January 1st is a terrible time to make resolutions, anyway. It’s cold and dark, it’s often raining, you’re suffering from terrible indigestion after eating your own bodyweight in cheese and Quality Street and quite possibly you have a hangover from ill-advised coffee tequila shots the night before. The inevitable return to work looms large in the diary (if you’re over 30 you’ll probably still have the hangover then too), the interminable round of meetings and the long wait for January payday is ahead of you, and there’s all this expectation to be all self-improving while you’re at it. There’s an actual date in January – the third Monday of the month – called Blue Monday which some bright spark of a professor calculated was the most depressing day of the year.

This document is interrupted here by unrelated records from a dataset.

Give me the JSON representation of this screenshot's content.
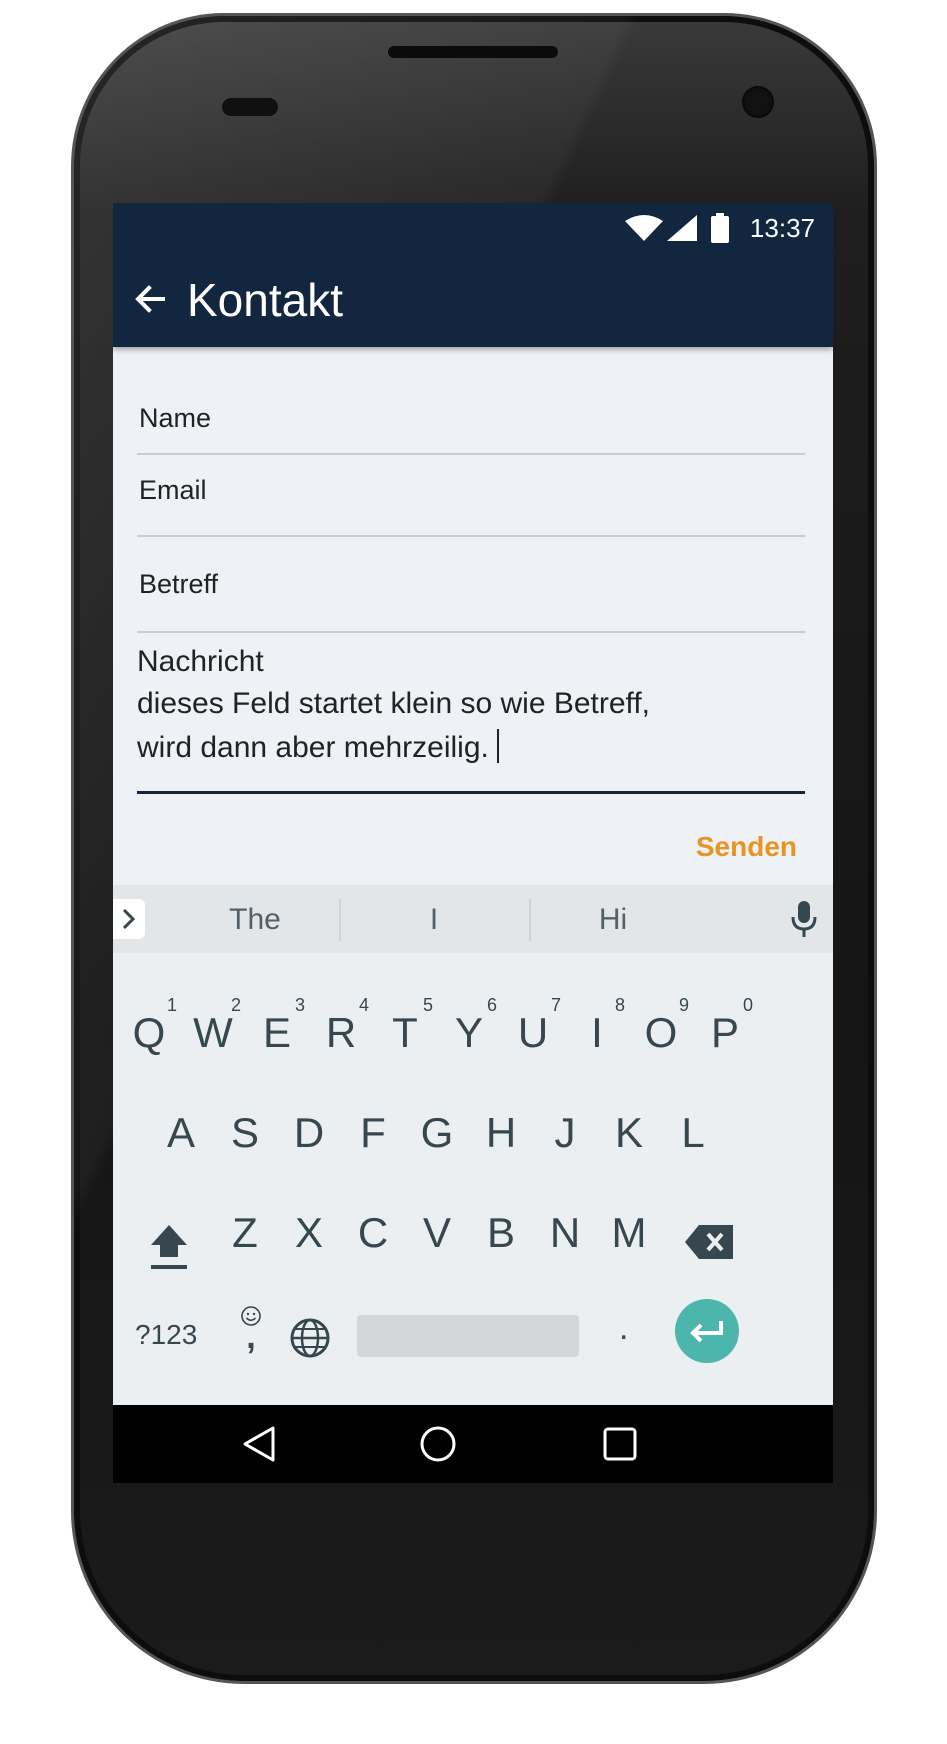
{
  "status": {
    "time": "13:37"
  },
  "appbar": {
    "title": "Kontakt"
  },
  "form": {
    "name_label": "Name",
    "email_label": "Email",
    "subject_label": "Betreff",
    "message_label": "Nachricht",
    "message_line1": "dieses Feld startet klein so wie Betreff,",
    "message_line2": "wird dann aber mehrzeilig.",
    "send_label": "Senden"
  },
  "keyboard": {
    "suggestions": [
      "The",
      "I",
      "Hi"
    ],
    "row1": [
      "Q",
      "W",
      "E",
      "R",
      "T",
      "Y",
      "U",
      "I",
      "O",
      "P"
    ],
    "row1_hints": [
      "1",
      "2",
      "3",
      "4",
      "5",
      "6",
      "7",
      "8",
      "9",
      "0"
    ],
    "row2": [
      "A",
      "S",
      "D",
      "F",
      "G",
      "H",
      "J",
      "K",
      "L"
    ],
    "row3": [
      "Z",
      "X",
      "C",
      "V",
      "B",
      "N",
      "M"
    ],
    "symbols_label": "?123",
    "comma_label": ",",
    "period_label": "."
  },
  "icons": {
    "status": [
      "wifi-icon",
      "signal-icon",
      "battery-icon"
    ],
    "appbar": [
      "back-arrow-icon"
    ],
    "keyboard": [
      "chevron-right-icon",
      "mic-icon",
      "shift-icon",
      "backspace-icon",
      "emoji-icon",
      "globe-icon",
      "enter-icon"
    ],
    "navbar": [
      "nav-back-icon",
      "nav-home-icon",
      "nav-recent-icon"
    ]
  },
  "colors": {
    "appbar_bg": "#12263f",
    "screen_bg": "#eef1f5",
    "accent": "#e79520",
    "enter_key": "#4db6ac"
  }
}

I have decided that this year we should have a New Year’s Revolution, not resolution. The adaptation of the very sweet (but a bit smug) The Boy, The Mole, The Fox and the Horse by Charlie Mackesy tells us (or the fox does, anyway) that ‘you are enough’. Let the revolution be to be moderate, not to give up or to change your whole life. To be a bit nicer to ourselves and the people and the world around us. None of us will ever be perfect, and let’s acknowledge that rather than making grand ‘THIS is the year I….’ statements that will be profoundly depressing by the 16th bowl of overnight oats with skim milk and no golden syrup.
If you have to make a resolution, make it something you’re excited about: a new adventure for 2023, take up a new hobby (I have booked a hand-spinning workshop at the Waltham Abbey Wool Show, for example – not that I plan to take it up, but why not have a go when it’s on offer?), make a plan with friends that’s realistic. I have two more of the Magnificent Seven cemeteries to visit, so they are on the list. Set a challenge for yourself but make it one that you want to do, not one you’ll hate the idea of: I want to do a long walk, either the Essex Way or the Race to the Stones. Resolve to treat yourself once a month, to a massage or a cinema trip. We are in the middle of an energy crisis, a cost of living crisis, strikes galore (which I support wholeheartedly) and the gloomiest part of the year – give yourself something to look forward to.
Have a Happy New Year instead.
*I may be mixing up Babylon and Djelibeybi at this point.
The long dark teatime of the year
Timeshare Teenager Two and her partner presented me with five metres of Moomin fabric as a Christmas present, so I spent a day sewing this week – at the stitch show in October I bought the Folia frock pattern by Sew Different and had been looking for the right fabric for it. I also made their Scoop Pinafore in a golden cord, and have started cutting out the Sunrise Jacket in a navy twill, using a Craft Cotton Co fat quarter bundle for the sunbursts. Activity has been slightly hampered by sewing through my fingernail and out the other side, but I am soldiering on….
On the hook this week has been this TARDIS by Army of Owls – which gave me the chance to muck about with shrink plastic for the first time since we used to shrink Wheat Crunchies packets on the heater outside room C2 at Monmouth Comp. I found the door sign image on Instructables, and used felt for the windows rather than embroidering. There will be some earrings as well, as I printed some extra door signs for that reason….
And now I am off for a walk with Miriam, Jill and the hounds. You’re getting this early so you can be saved from making any unnecessary resolutions….
What I’ve been reading:
Bellweather Rhapsody – Kate Racculia
1989 – Val McDermid
Keeper of Enchanted Rooms – Charlie N. Holmberg
Juniper Wiles and the Ghost Girls – Charles de Lint